I have heard countless stories over the years of people who have experienced some kind of disregard from what I’ll call the medical establishment. There are individual providers of medical services who treat folks with respect and honesty when they aren’t sure what is happening medically for a patient. And, there are others who disregard a person and offer a referral for psychological services in these situations.
Either way, a referral for therapy can feel like the medical person is saying, “it’s all in your head” or “I don’t believe you” or “I don’t know what else I can do to help you.” In the best case, the patient takes the opportunity to see a therapist in order to cope with the experience of that medical person (or those medical people, for that matter).
In other cases, patients decide that going to see a doctor isn’t worth it. These folks often get physically sicker and some also get depressed.
I am biased, I realize, but I think that therapy can be helpful for folks who have chronic illness. Our minds and bodies are actually connected to each other. Can’t have one without the other, so why not get treatment for all parts of ourselves?
For people with chronic illness, having support can make a big difference. Learning that you have rights as a patient, and knowing that you can decide what feels comfortable to you in a medical visit can be very empowering. For example:
- You can opt out of being weighed.
- You can change your mind about getting a pelvic exam, even if that was the reason you made the appointment.
- If you don’t understand what the medical person is telling you, you can ask questions.
- If you feel uncomfortable, it’s okay to say so!
Why not have a care team?

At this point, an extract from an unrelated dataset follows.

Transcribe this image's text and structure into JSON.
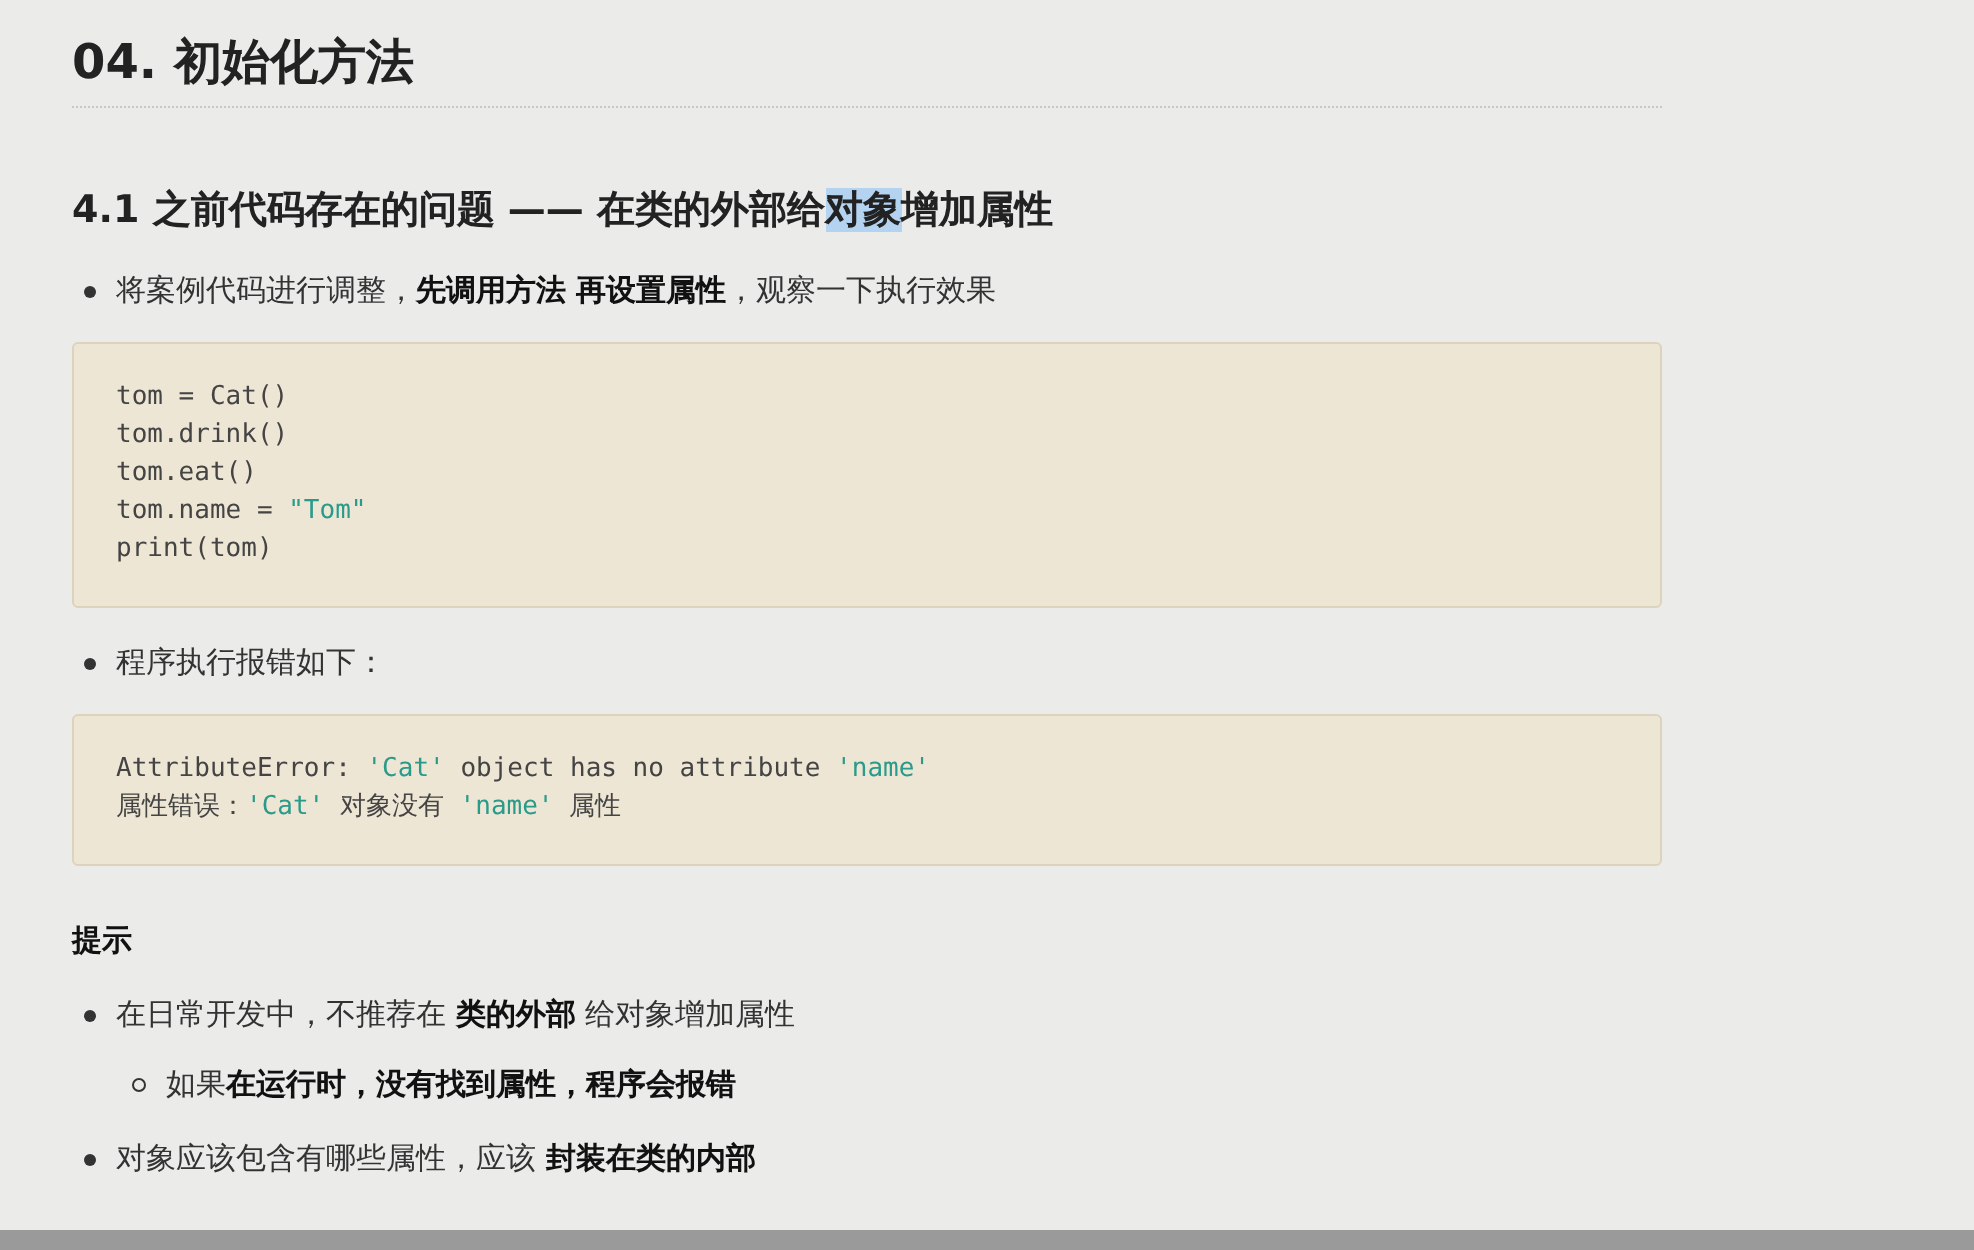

A therapist can be your cheerleader as you go out and deal with the medical establishment, a place to regroup after a medical appointment, a source of support for regaining the emotional (or physical) energy you need to have another medical test, see another provider, etc.